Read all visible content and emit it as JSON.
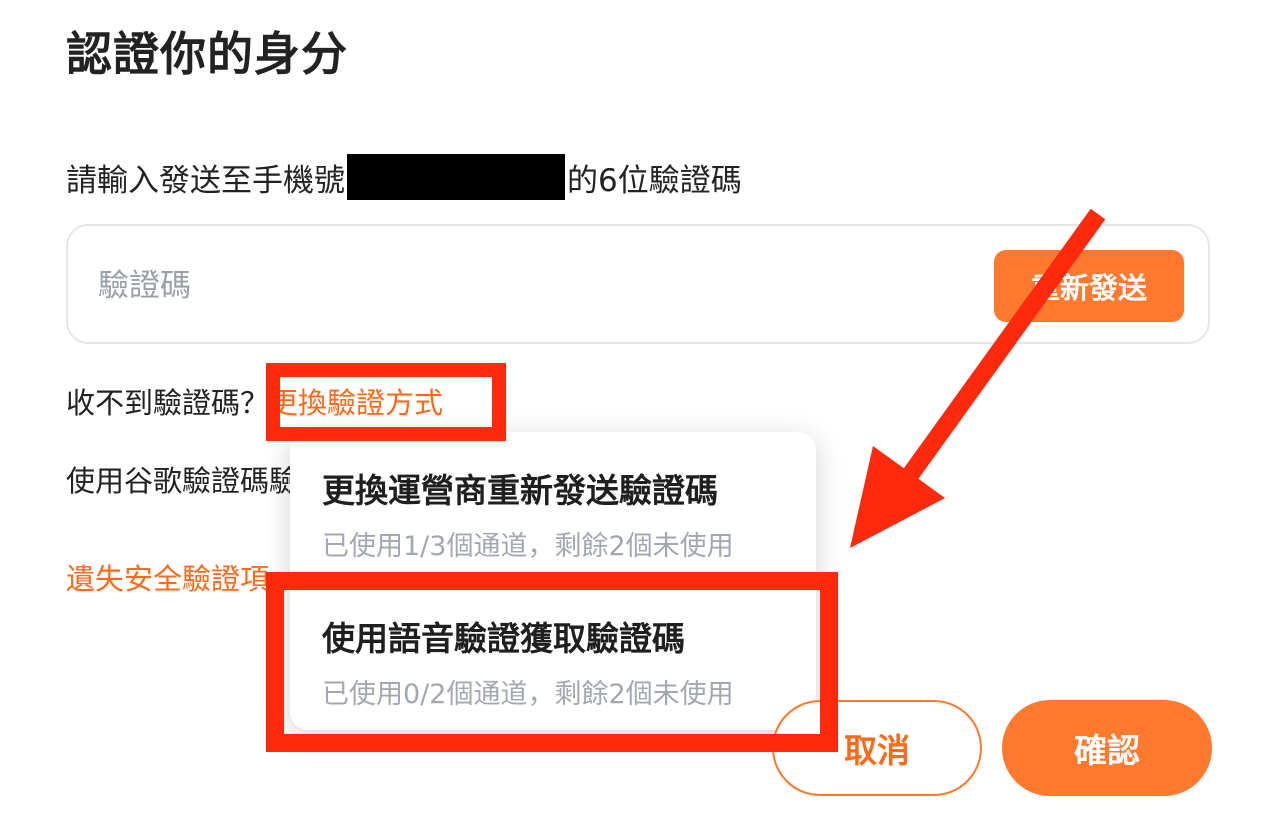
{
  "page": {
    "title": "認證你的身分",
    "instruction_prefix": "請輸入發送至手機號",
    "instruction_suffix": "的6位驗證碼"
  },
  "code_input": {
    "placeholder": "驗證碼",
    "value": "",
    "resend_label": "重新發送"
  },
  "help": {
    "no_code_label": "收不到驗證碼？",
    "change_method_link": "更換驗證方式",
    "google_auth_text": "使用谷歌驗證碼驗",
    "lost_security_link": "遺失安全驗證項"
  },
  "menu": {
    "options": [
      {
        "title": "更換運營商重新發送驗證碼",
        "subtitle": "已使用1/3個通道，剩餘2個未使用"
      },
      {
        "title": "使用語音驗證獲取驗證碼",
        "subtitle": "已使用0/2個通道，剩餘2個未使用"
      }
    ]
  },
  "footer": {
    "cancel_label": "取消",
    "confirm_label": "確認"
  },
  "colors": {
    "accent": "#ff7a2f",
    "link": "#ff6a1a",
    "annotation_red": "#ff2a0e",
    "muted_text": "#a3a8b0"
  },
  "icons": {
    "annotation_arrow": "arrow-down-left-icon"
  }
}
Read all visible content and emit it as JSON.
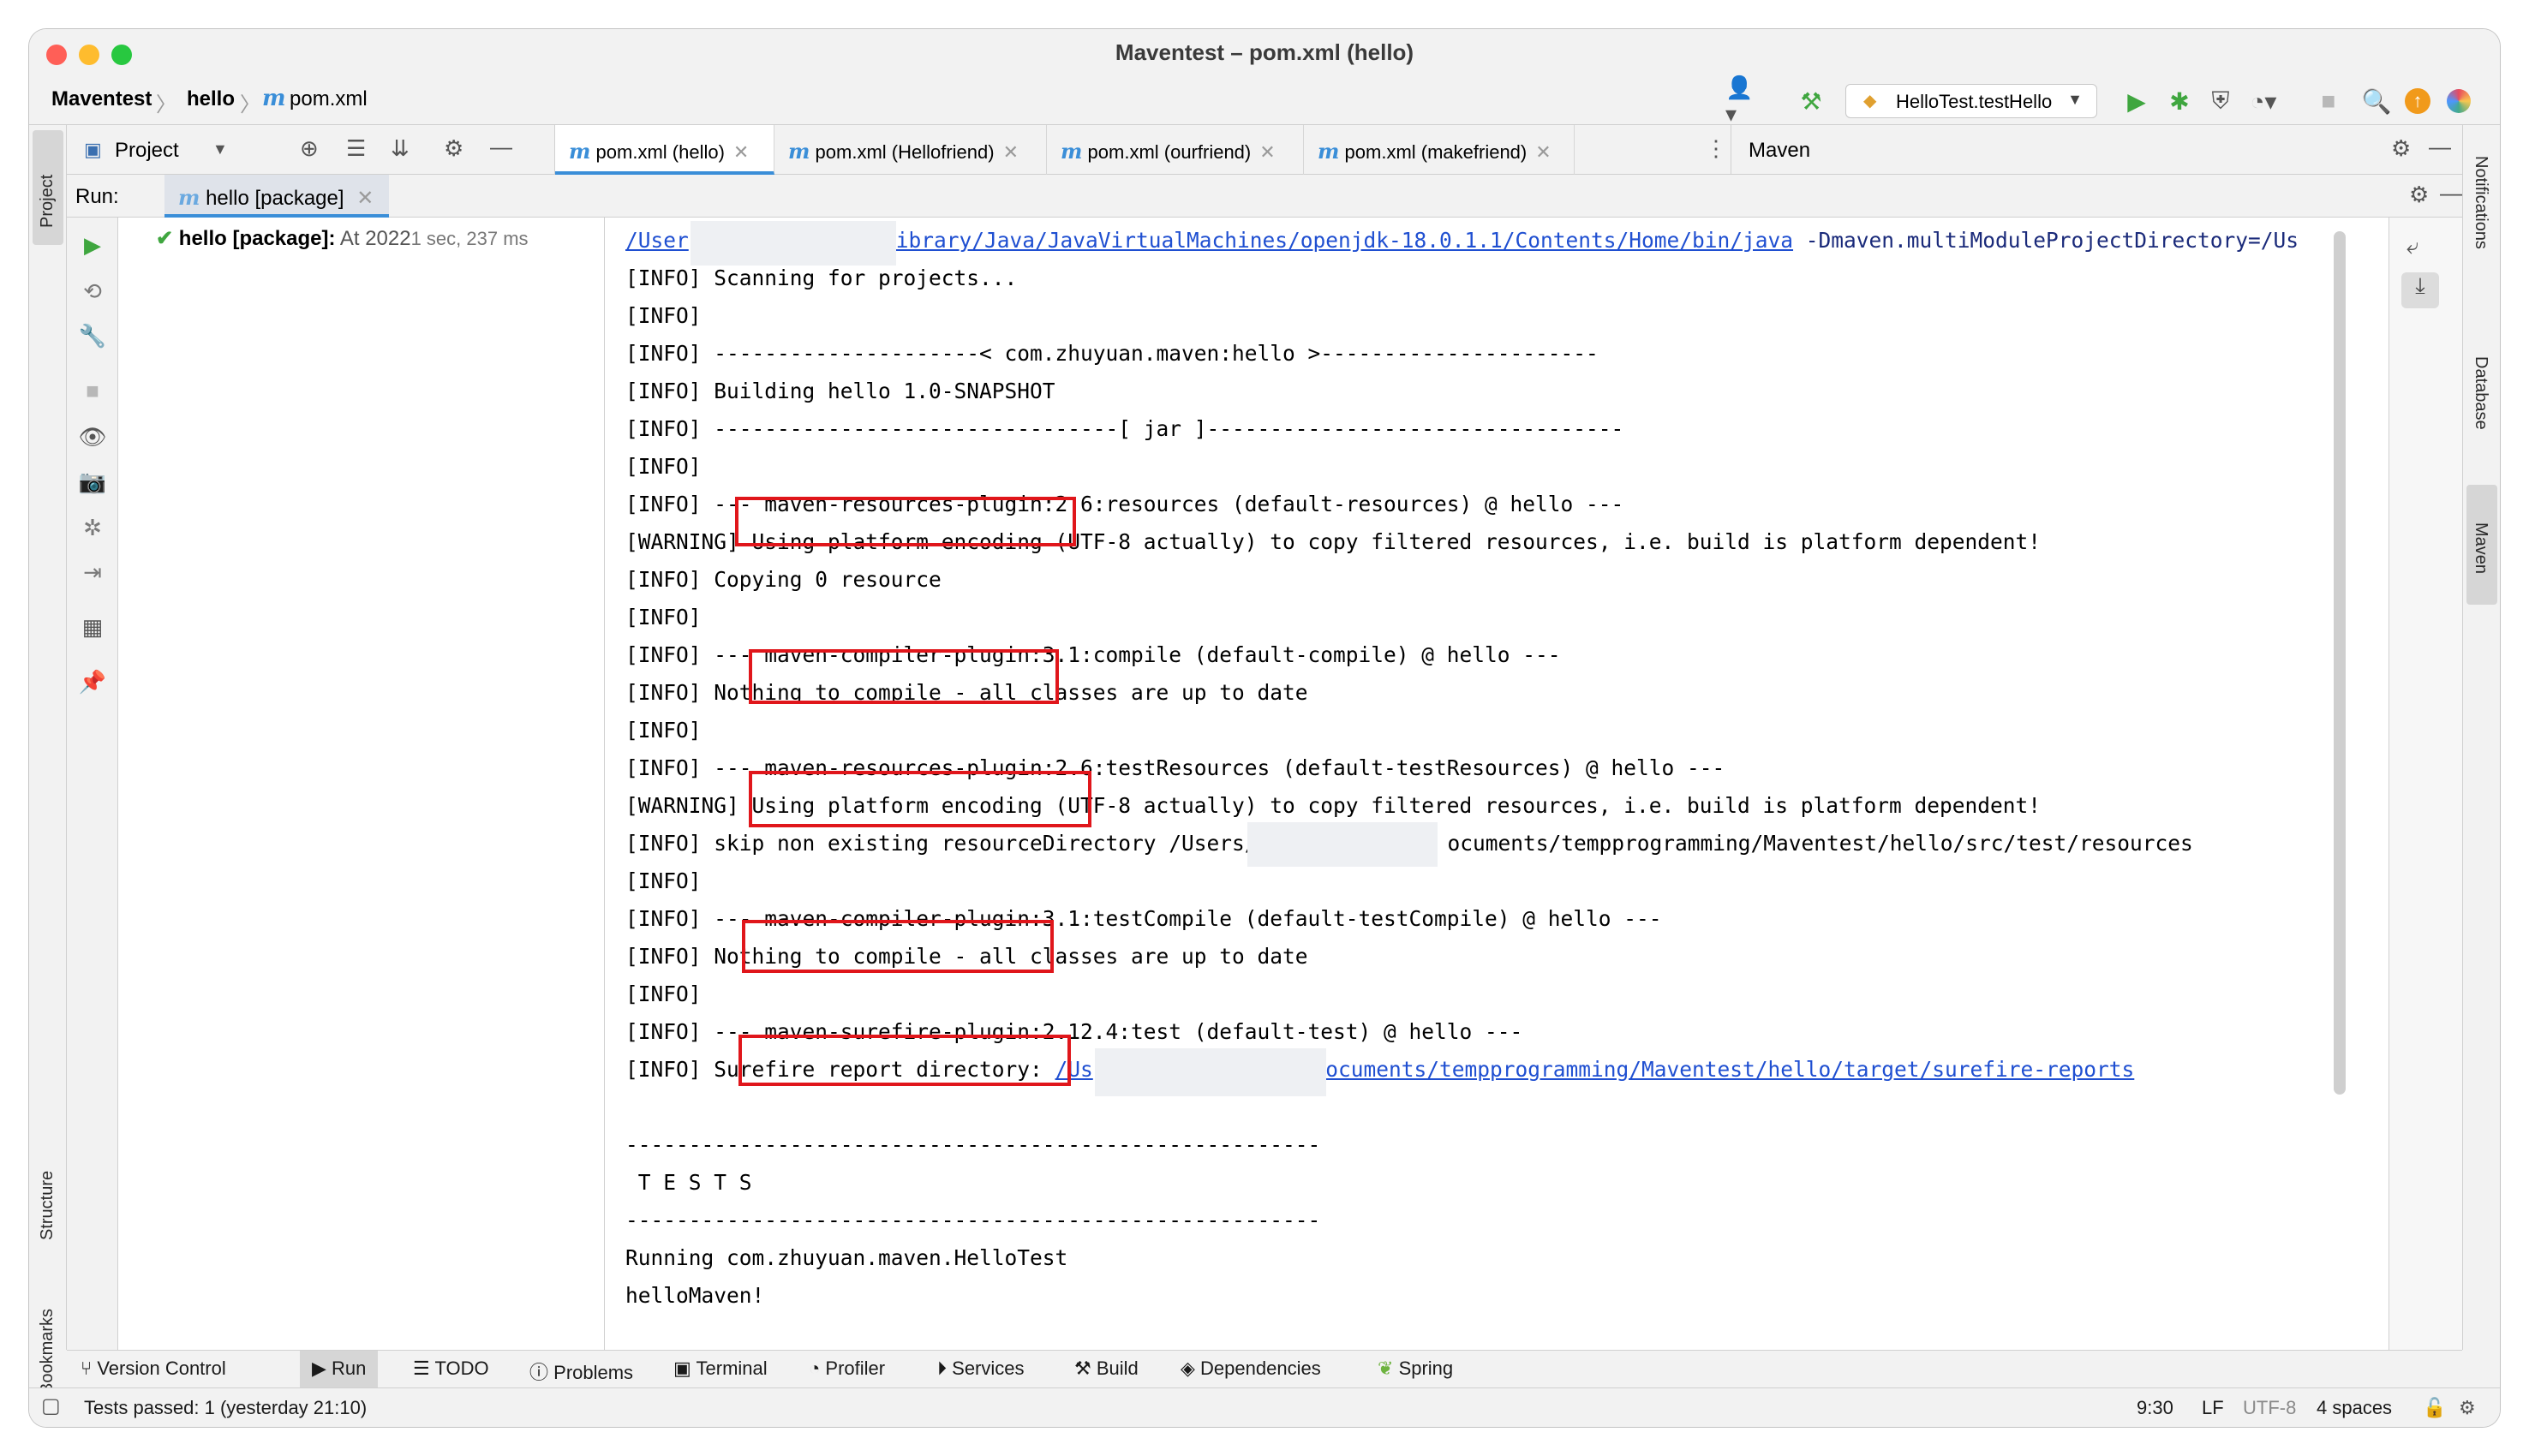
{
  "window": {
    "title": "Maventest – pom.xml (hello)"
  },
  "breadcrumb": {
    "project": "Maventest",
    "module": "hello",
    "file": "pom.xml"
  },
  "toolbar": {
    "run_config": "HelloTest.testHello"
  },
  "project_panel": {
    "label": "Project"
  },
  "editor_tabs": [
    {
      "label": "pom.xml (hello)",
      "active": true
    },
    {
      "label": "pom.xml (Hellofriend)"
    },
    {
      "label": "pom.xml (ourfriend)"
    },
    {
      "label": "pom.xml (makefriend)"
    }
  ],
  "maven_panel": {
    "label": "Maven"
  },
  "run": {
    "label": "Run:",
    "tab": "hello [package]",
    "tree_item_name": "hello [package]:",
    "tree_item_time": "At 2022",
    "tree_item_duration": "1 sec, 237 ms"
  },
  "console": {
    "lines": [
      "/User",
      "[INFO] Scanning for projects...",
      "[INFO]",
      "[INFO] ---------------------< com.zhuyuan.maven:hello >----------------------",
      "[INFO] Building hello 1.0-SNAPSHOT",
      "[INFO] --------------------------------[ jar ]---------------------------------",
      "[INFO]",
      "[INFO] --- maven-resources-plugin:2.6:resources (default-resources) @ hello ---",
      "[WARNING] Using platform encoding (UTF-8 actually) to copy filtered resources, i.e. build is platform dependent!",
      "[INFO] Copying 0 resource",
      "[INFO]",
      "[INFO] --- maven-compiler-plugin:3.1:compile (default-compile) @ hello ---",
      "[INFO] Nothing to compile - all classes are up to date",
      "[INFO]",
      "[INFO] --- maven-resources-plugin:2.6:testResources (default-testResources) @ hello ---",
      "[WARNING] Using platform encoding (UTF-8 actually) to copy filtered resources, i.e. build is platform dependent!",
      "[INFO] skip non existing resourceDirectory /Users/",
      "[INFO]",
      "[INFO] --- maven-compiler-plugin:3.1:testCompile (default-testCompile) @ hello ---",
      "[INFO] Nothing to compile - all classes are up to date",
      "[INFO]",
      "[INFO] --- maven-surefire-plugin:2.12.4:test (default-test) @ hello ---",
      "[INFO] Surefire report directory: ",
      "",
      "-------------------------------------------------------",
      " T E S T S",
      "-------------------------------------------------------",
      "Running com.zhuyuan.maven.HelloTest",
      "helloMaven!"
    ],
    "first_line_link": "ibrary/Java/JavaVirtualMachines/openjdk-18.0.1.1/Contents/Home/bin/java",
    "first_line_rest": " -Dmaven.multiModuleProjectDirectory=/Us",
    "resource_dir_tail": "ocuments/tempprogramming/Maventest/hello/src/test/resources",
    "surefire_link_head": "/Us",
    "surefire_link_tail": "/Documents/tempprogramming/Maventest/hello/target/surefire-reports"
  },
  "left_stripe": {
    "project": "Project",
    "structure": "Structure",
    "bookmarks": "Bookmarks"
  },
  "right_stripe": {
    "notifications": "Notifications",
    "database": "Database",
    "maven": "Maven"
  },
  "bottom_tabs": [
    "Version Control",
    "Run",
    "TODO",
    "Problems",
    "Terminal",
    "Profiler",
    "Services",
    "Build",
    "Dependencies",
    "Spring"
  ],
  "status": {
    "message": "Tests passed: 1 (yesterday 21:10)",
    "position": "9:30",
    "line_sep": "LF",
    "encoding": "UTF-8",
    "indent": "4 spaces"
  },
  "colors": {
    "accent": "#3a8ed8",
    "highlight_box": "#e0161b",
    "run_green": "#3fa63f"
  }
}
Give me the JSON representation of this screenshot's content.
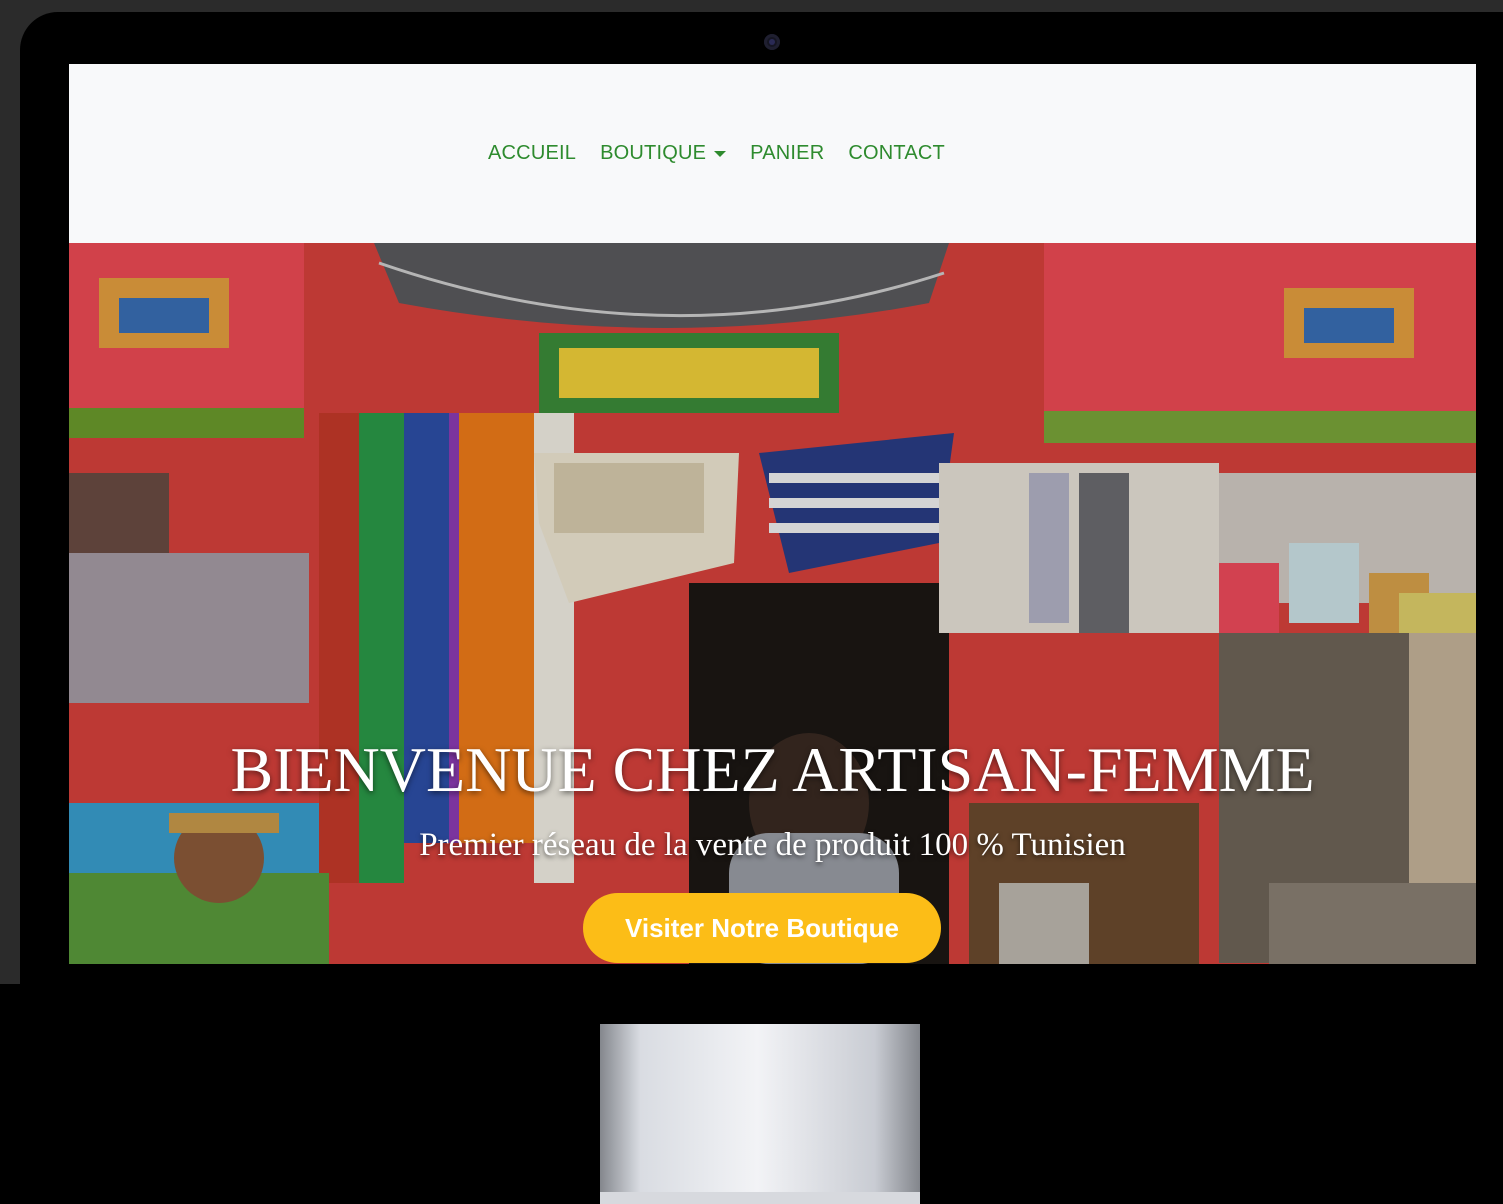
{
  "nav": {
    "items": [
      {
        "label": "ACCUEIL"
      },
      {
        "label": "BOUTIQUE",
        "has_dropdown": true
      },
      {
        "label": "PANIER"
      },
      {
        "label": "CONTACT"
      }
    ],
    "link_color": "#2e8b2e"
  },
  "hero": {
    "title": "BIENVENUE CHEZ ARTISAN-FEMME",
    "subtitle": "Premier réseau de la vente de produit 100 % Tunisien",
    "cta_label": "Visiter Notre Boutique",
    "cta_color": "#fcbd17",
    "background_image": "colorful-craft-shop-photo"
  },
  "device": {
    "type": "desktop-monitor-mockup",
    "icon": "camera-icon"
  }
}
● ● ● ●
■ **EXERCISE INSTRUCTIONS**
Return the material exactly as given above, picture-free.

■ **WORKED SOLUTION**
Read all visible content and emit it as JSON.
{
  "page": {
    "title": "認證你的身分",
    "instruction_prefix": "請輸入發送至手機號",
    "instruction_suffix": "的6位驗證碼"
  },
  "code_input": {
    "placeholder": "驗證碼",
    "value": "",
    "resend_label": "重新發送"
  },
  "help": {
    "no_code_label": "收不到驗證碼？",
    "change_method_link": "更換驗證方式",
    "google_auth_text": "使用谷歌驗證碼驗",
    "lost_security_link": "遺失安全驗證項"
  },
  "menu": {
    "options": [
      {
        "title": "更換運營商重新發送驗證碼",
        "subtitle": "已使用1/3個通道，剩餘2個未使用"
      },
      {
        "title": "使用語音驗證獲取驗證碼",
        "subtitle": "已使用0/2個通道，剩餘2個未使用"
      }
    ]
  },
  "footer": {
    "cancel_label": "取消",
    "confirm_label": "確認"
  },
  "colors": {
    "accent": "#ff7a2f",
    "link": "#ff6a1a",
    "annotation_red": "#ff2a0e",
    "muted_text": "#a3a8b0"
  },
  "icons": {
    "annotation_arrow": "arrow-down-left-icon"
  }
}
Read all visible content and emit it as JSON.
{
  "window": {
    "title": "Maventest – pom.xml (hello)"
  },
  "breadcrumb": {
    "project": "Maventest",
    "module": "hello",
    "file": "pom.xml"
  },
  "toolbar": {
    "run_config": "HelloTest.testHello"
  },
  "project_panel": {
    "label": "Project"
  },
  "editor_tabs": [
    {
      "label": "pom.xml (hello)",
      "active": true
    },
    {
      "label": "pom.xml (Hellofriend)"
    },
    {
      "label": "pom.xml (ourfriend)"
    },
    {
      "label": "pom.xml (makefriend)"
    }
  ],
  "maven_panel": {
    "label": "Maven"
  },
  "run": {
    "label": "Run:",
    "tab": "hello [package]",
    "tree_item_name": "hello [package]:",
    "tree_item_time": "At 2022",
    "tree_item_duration": "1 sec, 237 ms"
  },
  "console": {
    "lines": [
      "/User",
      "[INFO] Scanning for projects...",
      "[INFO]",
      "[INFO] ---------------------< com.zhuyuan.maven:hello >----------------------",
      "[INFO] Building hello 1.0-SNAPSHOT",
      "[INFO] --------------------------------[ jar ]---------------------------------",
      "[INFO]",
      "[INFO] --- maven-resources-plugin:2.6:resources (default-resources) @ hello ---",
      "[WARNING] Using platform encoding (UTF-8 actually) to copy filtered resources, i.e. build is platform dependent!",
      "[INFO] Copying 0 resource",
      "[INFO]",
      "[INFO] --- maven-compiler-plugin:3.1:compile (default-compile) @ hello ---",
      "[INFO] Nothing to compile - all classes are up to date",
      "[INFO]",
      "[INFO] --- maven-resources-plugin:2.6:testResources (default-testResources) @ hello ---",
      "[WARNING] Using platform encoding (UTF-8 actually) to copy filtered resources, i.e. build is platform dependent!",
      "[INFO] skip non existing resourceDirectory /Users/",
      "[INFO]",
      "[INFO] --- maven-compiler-plugin:3.1:testCompile (default-testCompile) @ hello ---",
      "[INFO] Nothing to compile - all classes are up to date",
      "[INFO]",
      "[INFO] --- maven-surefire-plugin:2.12.4:test (default-test) @ hello ---",
      "[INFO] Surefire report directory: ",
      "",
      "-------------------------------------------------------",
      " T E S T S",
      "-------------------------------------------------------",
      "Running com.zhuyuan.maven.HelloTest",
      "helloMaven!"
    ],
    "first_line_link": "ibrary/Java/JavaVirtualMachines/openjdk-18.0.1.1/Contents/Home/bin/java",
    "first_line_rest": " -Dmaven.multiModuleProjectDirectory=/Us",
    "resource_dir_tail": "ocuments/tempprogramming/Maventest/hello/src/test/resources",
    "surefire_link_head": "/Us",
    "surefire_link_tail": "/Documents/tempprogramming/Maventest/hello/target/surefire-reports"
  },
  "left_stripe": {
    "project": "Project",
    "structure": "Structure",
    "bookmarks": "Bookmarks"
  },
  "right_stripe": {
    "notifications": "Notifications",
    "database": "Database",
    "maven": "Maven"
  },
  "bottom_tabs": [
    "Version Control",
    "Run",
    "TODO",
    "Problems",
    "Terminal",
    "Profiler",
    "Services",
    "Build",
    "Dependencies",
    "Spring"
  ],
  "status": {
    "message": "Tests passed: 1 (yesterday 21:10)",
    "position": "9:30",
    "line_sep": "LF",
    "encoding": "UTF-8",
    "indent": "4 spaces"
  },
  "colors": {
    "accent": "#3a8ed8",
    "highlight_box": "#e0161b",
    "run_green": "#3fa63f"
  }
}
Give me the JSON representation of this screenshot's content.
{
  "nav": {
    "items": [
      {
        "label": "ACCUEIL"
      },
      {
        "label": "BOUTIQUE",
        "has_dropdown": true
      },
      {
        "label": "PANIER"
      },
      {
        "label": "CONTACT"
      }
    ],
    "link_color": "#2e8b2e"
  },
  "hero": {
    "title": "BIENVENUE CHEZ ARTISAN-FEMME",
    "subtitle": "Premier réseau de la vente de produit 100 % Tunisien",
    "cta_label": "Visiter Notre Boutique",
    "cta_color": "#fcbd17",
    "background_image": "colorful-craft-shop-photo"
  },
  "device": {
    "type": "desktop-monitor-mockup",
    "icon": "camera-icon"
  }
}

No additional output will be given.